West Virginia v. EPA: SCOTUS gives its imprimatur to the “major questions” doctrine, shaking up the “administrative state”

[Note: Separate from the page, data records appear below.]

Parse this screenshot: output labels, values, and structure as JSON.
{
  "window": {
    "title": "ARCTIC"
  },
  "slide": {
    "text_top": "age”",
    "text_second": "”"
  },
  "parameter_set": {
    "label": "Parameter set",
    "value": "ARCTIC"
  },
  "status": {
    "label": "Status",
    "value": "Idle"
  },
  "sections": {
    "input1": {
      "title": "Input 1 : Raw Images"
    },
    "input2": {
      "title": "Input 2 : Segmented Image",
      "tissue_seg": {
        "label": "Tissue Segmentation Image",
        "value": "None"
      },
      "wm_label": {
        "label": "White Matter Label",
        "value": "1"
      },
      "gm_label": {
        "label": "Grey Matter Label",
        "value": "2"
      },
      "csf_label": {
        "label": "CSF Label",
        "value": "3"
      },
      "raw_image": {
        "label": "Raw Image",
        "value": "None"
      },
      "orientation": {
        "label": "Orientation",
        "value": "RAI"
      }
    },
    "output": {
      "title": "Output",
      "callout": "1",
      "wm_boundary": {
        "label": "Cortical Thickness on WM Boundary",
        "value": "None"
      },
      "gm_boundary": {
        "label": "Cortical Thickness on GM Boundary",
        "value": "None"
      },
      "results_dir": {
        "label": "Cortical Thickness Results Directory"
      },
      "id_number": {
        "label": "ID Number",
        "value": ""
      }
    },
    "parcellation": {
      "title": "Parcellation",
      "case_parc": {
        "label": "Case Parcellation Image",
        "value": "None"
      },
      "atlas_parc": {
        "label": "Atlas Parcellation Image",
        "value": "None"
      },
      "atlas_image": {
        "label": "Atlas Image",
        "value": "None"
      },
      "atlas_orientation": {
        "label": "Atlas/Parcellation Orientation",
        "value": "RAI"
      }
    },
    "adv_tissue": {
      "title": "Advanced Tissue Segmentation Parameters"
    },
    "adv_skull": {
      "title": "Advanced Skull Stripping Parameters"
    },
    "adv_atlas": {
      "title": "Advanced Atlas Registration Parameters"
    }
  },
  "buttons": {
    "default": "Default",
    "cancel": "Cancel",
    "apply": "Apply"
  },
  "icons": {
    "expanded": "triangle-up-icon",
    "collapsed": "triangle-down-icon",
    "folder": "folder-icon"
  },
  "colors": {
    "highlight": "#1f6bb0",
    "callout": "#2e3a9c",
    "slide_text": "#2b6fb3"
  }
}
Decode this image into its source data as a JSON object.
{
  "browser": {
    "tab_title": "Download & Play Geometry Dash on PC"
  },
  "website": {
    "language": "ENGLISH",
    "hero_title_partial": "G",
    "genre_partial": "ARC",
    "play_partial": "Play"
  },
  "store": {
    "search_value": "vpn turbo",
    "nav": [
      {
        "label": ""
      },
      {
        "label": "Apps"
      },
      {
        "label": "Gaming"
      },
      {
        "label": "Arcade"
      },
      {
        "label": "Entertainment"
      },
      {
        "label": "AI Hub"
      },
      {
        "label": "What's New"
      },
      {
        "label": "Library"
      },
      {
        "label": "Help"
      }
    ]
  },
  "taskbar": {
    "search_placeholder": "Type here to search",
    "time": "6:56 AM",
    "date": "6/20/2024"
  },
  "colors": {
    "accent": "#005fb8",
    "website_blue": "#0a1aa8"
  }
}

West Virginia v EPA, the next-to-final decision handed down by SCOTUS this term, is a significant decision regarding a rule that the EPA said was never even in effect, that it had no intention of enforcing and that it planned to later replace with a new still-to-be-developed rule. As the NYT phrased it, “it’s a case about a regulation that doesn’t exist.” (Sort of like an episode of Seinfeld—the show about nothing—except that it’s not the least bit funny.) So SCOTUS could have stopped right there, but the Court forged ahead—an indicator by itself—with a decision that is nevertheless shaking up administrative law and the extent of rulemaking authority that federal agencies have—or thought they had. Its impact will likely be felt, not just at the EPA, but also at many other agencies, including the SEC. Of course, the conservative members of the Court have long signaled their desire to rein in the dreaded “administrative state.” (See, for example, the dissent of Chief Justice John Roberts in City of Arlington v. FCC back in 2013, where he worried that “the danger posed by the growing power of the administrative state cannot be dismissed.”) With this new decision by the Chief Justice (joined by five other justices), that desire has now been sated—for a while at least. In the majority opinion, SCOTUS declared that this case “is a major questions case,” referring to a judicially created doctrine holding that courts must be “skeptical” of agency efforts to assert broad authority to regulate matters of “vast economic and political significance,” requiring, in those instances, that the agency “point to ‘clear congressional authorization’ to regulate.’” In addition to the blow that the decision deals to climate regulation—“Court Decision Leaves Biden With Few Tools to Combat Climate Change,” is one of the headlines from the NYT—we can now expect the major questions doctrine to be brandished regularly against significant agency regulations across the board, and, with Congress perpetually at loggerheads and limited in its ability to authorize much of anything these days, it could well stymie much agency rulemaking. Does anyone question that, with SCOTUS’s new imprimatur, the doctrine will be raised in anticipated litigation against whatever version of the SEC’s climate disclosure regulation is adopted? As reported by Reuters, when asked by Bloomberg TV on Thursday about the impact of the decision on other agencies, Senator Patrick Toomey “singled out the SEC rule,” claiming that the SEC is “attempting to impose this whole climate change disclosure regime…with no authority from Congress to do that.” To better understand the major questions doctrine, it may be useful to take a closer look at the case.